They are the little books, the also-ran prophets. In other words, not Isaiah, Jeremiah, or Ezekiel. Not even Daniel. They are the flyover prophets, twelve angry men.
We ignore them all too often. We ignore them at our peril, I think. Here are some reasons why I love them:
- They were passionate about justice above all things. Micah 6:8 is my favorite verse of Scripture, and it encapsulates the outward focus of religion for me: "What does the Lord require of you but to do justice, to love kindness, and to walk humbly with your God?" And who can beat Amos's image, beloved of Martin Luther King, of justice rolling down like waters and righteousness like a never-ending stream? All twelve of the minor prophets focus on justice, even if some of them do so in ways we'd find imprecatory or below the belt today. (The entire book of Obadiah, for example, can be summed up in three words: "Damn those Edomites!")
- They were all too human. Hosea married a prostitute and tried hard to keep his family together as a single dad (the topic for next week's Twible post). Jonah was a complete loser and a whiner who, by the end of his time in the Bible's sun, still didn't understand what God was up to. I can relate.
- They focused again and again on forgiveness.

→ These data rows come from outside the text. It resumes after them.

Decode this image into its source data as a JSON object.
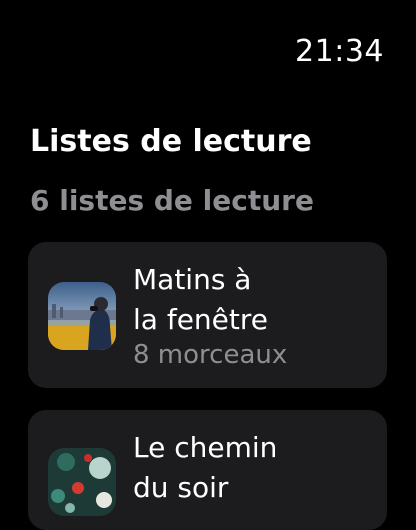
{
  "status": {
    "time": "21:34"
  },
  "header": {
    "title": "Listes de lecture",
    "count_label": "6 listes de lecture"
  },
  "playlists": [
    {
      "title_lines": [
        "Matins à",
        "la fenêtre"
      ],
      "subtitle": "8 morceaux"
    },
    {
      "title_lines": [
        "Le chemin",
        "du soir"
      ]
    }
  ],
  "colors": {
    "background": "#000000",
    "card": "#1c1c1e",
    "secondary_text": "#8e8e93"
  }
}
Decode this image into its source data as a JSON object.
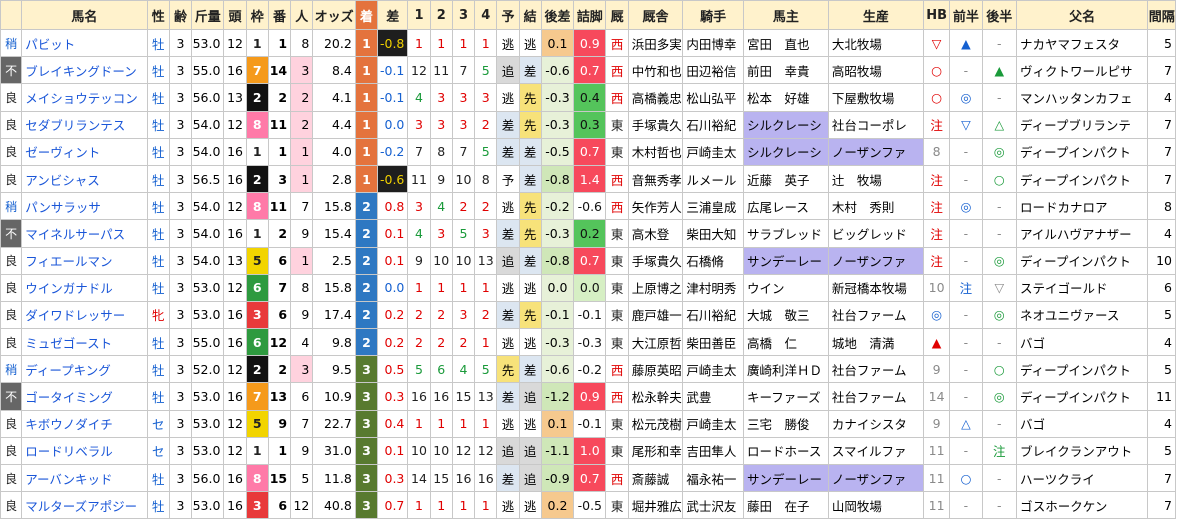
{
  "headers": [
    "",
    "馬名",
    "性",
    "齢",
    "斤量",
    "頭",
    "枠",
    "番",
    "人",
    "オッズ",
    "着",
    "差",
    "1",
    "2",
    "3",
    "4",
    "予",
    "結",
    "後差",
    "詰脚",
    "厩",
    "厩舎",
    "騎手",
    "馬主",
    "生産",
    "HB",
    "前半",
    "後半",
    "父名",
    "間隔"
  ],
  "rows": [
    [
      "稍",
      "パビット",
      "牡",
      "3",
      "53.0",
      "12",
      "1",
      "1",
      "8",
      "20.2",
      "1",
      "-0.8",
      "1",
      "1",
      "1",
      "1",
      "逃",
      "逃",
      "0.1",
      "0.9",
      "西",
      "浜田多実",
      "内田博幸",
      "宮田　直也",
      "大北牧場",
      "▽",
      "▲",
      "-",
      "ナカヤマフェスタ",
      "5"
    ],
    [
      "不",
      "ブレイキングドーン",
      "牡",
      "3",
      "55.0",
      "16",
      "7",
      "14",
      "3",
      "8.4",
      "1",
      "-0.1",
      "12",
      "11",
      "7",
      "5",
      "追",
      "差",
      "-0.6",
      "0.7",
      "西",
      "中竹和也",
      "田辺裕信",
      "前田　幸貴",
      "高昭牧場",
      "○",
      "-",
      "▲",
      "ヴィクトワールピサ",
      "7"
    ],
    [
      "良",
      "メイショウテッコン",
      "牡",
      "3",
      "56.0",
      "13",
      "2",
      "2",
      "2",
      "4.1",
      "1",
      "-0.1",
      "4",
      "3",
      "3",
      "3",
      "逃",
      "先",
      "-0.3",
      "0.4",
      "西",
      "高橋義忠",
      "松山弘平",
      "松本　好雄",
      "下屋敷牧場",
      "○",
      "◎",
      "-",
      "マンハッタンカフェ",
      "4"
    ],
    [
      "良",
      "セダブリランテス",
      "牡",
      "3",
      "54.0",
      "12",
      "8",
      "11",
      "2",
      "4.4",
      "1",
      "0.0",
      "3",
      "3",
      "3",
      "2",
      "差",
      "先",
      "-0.3",
      "0.3",
      "東",
      "手塚貴久",
      "石川裕紀",
      "シルクレーシ",
      "社台コーポレ",
      "注",
      "▽",
      "△",
      "ディープブリランテ",
      "7"
    ],
    [
      "良",
      "ゼーヴィント",
      "牡",
      "3",
      "54.0",
      "16",
      "1",
      "1",
      "1",
      "4.0",
      "1",
      "-0.2",
      "7",
      "8",
      "7",
      "5",
      "差",
      "差",
      "-0.5",
      "0.7",
      "東",
      "木村哲也",
      "戸崎圭太",
      "シルクレーシ",
      "ノーザンファ",
      "8",
      "-",
      "◎",
      "ディープインパクト",
      "7"
    ],
    [
      "良",
      "アンビシャス",
      "牡",
      "3",
      "56.5",
      "16",
      "2",
      "3",
      "1",
      "2.8",
      "1",
      "-0.6",
      "11",
      "9",
      "10",
      "8",
      "予",
      "差",
      "-0.8",
      "1.4",
      "西",
      "音無秀孝",
      "ルメール",
      "近藤　英子",
      "辻　牧場",
      "注",
      "-",
      "○",
      "ディープインパクト",
      "7"
    ],
    [
      "稍",
      "パンサラッサ",
      "牡",
      "3",
      "54.0",
      "12",
      "8",
      "11",
      "7",
      "15.8",
      "2",
      "0.8",
      "3",
      "4",
      "2",
      "2",
      "逃",
      "先",
      "-0.2",
      "-0.6",
      "西",
      "矢作芳人",
      "三浦皇成",
      "広尾レース",
      "木村　秀則",
      "注",
      "◎",
      "-",
      "ロードカナロア",
      "8"
    ],
    [
      "不",
      "マイネルサーパス",
      "牡",
      "3",
      "54.0",
      "16",
      "1",
      "2",
      "9",
      "15.4",
      "2",
      "0.1",
      "4",
      "3",
      "5",
      "3",
      "差",
      "先",
      "-0.3",
      "0.2",
      "東",
      "高木登",
      "柴田大知",
      "サラブレッド",
      "ビッグレッド",
      "注",
      "-",
      "-",
      "アイルハヴアナザー",
      "4"
    ],
    [
      "良",
      "フィエールマン",
      "牡",
      "3",
      "54.0",
      "13",
      "5",
      "6",
      "1",
      "2.5",
      "2",
      "0.1",
      "9",
      "10",
      "10",
      "13",
      "追",
      "差",
      "-0.8",
      "0.7",
      "東",
      "手塚貴久",
      "石橋脩",
      "サンデーレー",
      "ノーザンファ",
      "注",
      "-",
      "◎",
      "ディープインパクト",
      "10"
    ],
    [
      "良",
      "ウインガナドル",
      "牡",
      "3",
      "53.0",
      "12",
      "6",
      "7",
      "8",
      "15.8",
      "2",
      "0.0",
      "1",
      "1",
      "1",
      "1",
      "逃",
      "逃",
      "0.0",
      "0.0",
      "東",
      "上原博之",
      "津村明秀",
      "ウイン",
      "新冠橋本牧場",
      "10",
      "注",
      "▽",
      "ステイゴールド",
      "6"
    ],
    [
      "良",
      "ダイワドレッサー",
      "牝",
      "3",
      "53.0",
      "16",
      "3",
      "6",
      "9",
      "17.4",
      "2",
      "0.2",
      "2",
      "2",
      "3",
      "2",
      "差",
      "先",
      "-0.1",
      "-0.1",
      "東",
      "鹿戸雄一",
      "石川裕紀",
      "大城　敬三",
      "社台ファーム",
      "◎",
      "-",
      "◎",
      "ネオユニヴァース",
      "5"
    ],
    [
      "良",
      "ミュゼゴースト",
      "牡",
      "3",
      "55.0",
      "16",
      "6",
      "12",
      "4",
      "9.8",
      "2",
      "0.2",
      "2",
      "2",
      "2",
      "1",
      "逃",
      "逃",
      "-0.3",
      "-0.3",
      "東",
      "大江原哲",
      "柴田善臣",
      "高橋　仁",
      "城地　清満",
      "▲",
      "-",
      "-",
      "バゴ",
      "4"
    ],
    [
      "稍",
      "ディープキング",
      "牡",
      "3",
      "52.0",
      "12",
      "2",
      "2",
      "3",
      "9.5",
      "3",
      "0.5",
      "5",
      "6",
      "4",
      "5",
      "先",
      "差",
      "-0.6",
      "-0.2",
      "西",
      "藤原英昭",
      "戸崎圭太",
      "廣崎利洋ＨＤ",
      "社台ファーム",
      "9",
      "-",
      "○",
      "ディープインパクト",
      "5"
    ],
    [
      "不",
      "ゴータイミング",
      "牡",
      "3",
      "53.0",
      "16",
      "7",
      "13",
      "6",
      "10.9",
      "3",
      "0.3",
      "16",
      "16",
      "15",
      "13",
      "差",
      "追",
      "-1.2",
      "0.9",
      "西",
      "松永幹夫",
      "武豊",
      "キーファーズ",
      "社台ファーム",
      "14",
      "-",
      "◎",
      "ディープインパクト",
      "11"
    ],
    [
      "良",
      "キボウノダイチ",
      "セ",
      "3",
      "53.0",
      "12",
      "5",
      "9",
      "7",
      "22.7",
      "3",
      "0.4",
      "1",
      "1",
      "1",
      "1",
      "逃",
      "逃",
      "0.1",
      "-0.1",
      "東",
      "松元茂樹",
      "戸崎圭太",
      "三宅　勝俊",
      "カナイシスタ",
      "9",
      "△",
      "-",
      "バゴ",
      "4"
    ],
    [
      "良",
      "ロードリベラル",
      "セ",
      "3",
      "53.0",
      "12",
      "1",
      "1",
      "9",
      "31.0",
      "3",
      "0.1",
      "10",
      "10",
      "12",
      "12",
      "追",
      "追",
      "-1.1",
      "1.0",
      "東",
      "尾形和幸",
      "吉田隼人",
      "ロードホース",
      "スマイルファ",
      "11",
      "-",
      "注",
      "ブレイクランアウト",
      "5"
    ],
    [
      "良",
      "アーバンキッド",
      "牡",
      "3",
      "56.0",
      "16",
      "8",
      "15",
      "5",
      "11.8",
      "3",
      "0.3",
      "14",
      "15",
      "16",
      "16",
      "差",
      "追",
      "-0.9",
      "0.7",
      "西",
      "斎藤誠",
      "福永祐一",
      "サンデーレー",
      "ノーザンファ",
      "11",
      "○",
      "-",
      "ハーツクライ",
      "7"
    ],
    [
      "良",
      "マルターズアポジー",
      "牡",
      "3",
      "53.0",
      "16",
      "3",
      "6",
      "12",
      "40.8",
      "3",
      "0.7",
      "1",
      "1",
      "1",
      "1",
      "逃",
      "逃",
      "0.2",
      "-0.5",
      "東",
      "堀井雅広",
      "武士沢友",
      "藤田　在子",
      "山岡牧場",
      "11",
      "-",
      "-",
      "ゴスホークケン",
      "7"
    ]
  ],
  "colors": {
    "header_bg": "#fff2cc",
    "name_text": "#1a56d8",
    "chaku_orange": "#e4733d",
    "chaku_blue": "#2e78c2",
    "chaku_green": "#587a2f",
    "waku_1": "#ffffff",
    "waku_2": "#111111",
    "waku_3": "#e8393a",
    "waku_4": "#2e78c2",
    "waku_5": "#f2d400",
    "waku_6": "#2e9a3f",
    "waku_7": "#f59a1b",
    "waku_8": "#ff7aa8",
    "owner_purple": "#b9b3f0",
    "pink": "#ffd2de"
  }
}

What I find now when I read the minor prophets, in addition to God's judgment, is a deep emphasis on God's mercy. God doesn't just take the people back after they've sinned and repented. He chases them down in the street and constantly reminds them that he's around if they ever change their minds and ways. He's a very aggressive forgiver in the Minor Prophets.
- Getting to the Minor Prophets means . . . I am almost finished tweeting the Old Testament! After nearly two and a half years of the OT, it'll be good to move on to the new.
But first let's spend the next couple of months delving into these minor prophets, who turn out to be quite juicy and rich. Did I mention that I love them?
And it's a good thing that someone loves them, because these guys were none too popular in their day. Micah was commanded by the people to stop preaching. Amos got kicked out of the synagogue. People thought Hosea belonged in an institution, and they kind of had a point.
The image of Micah the Moreshite prophet is courtesy of Shutterstock.com.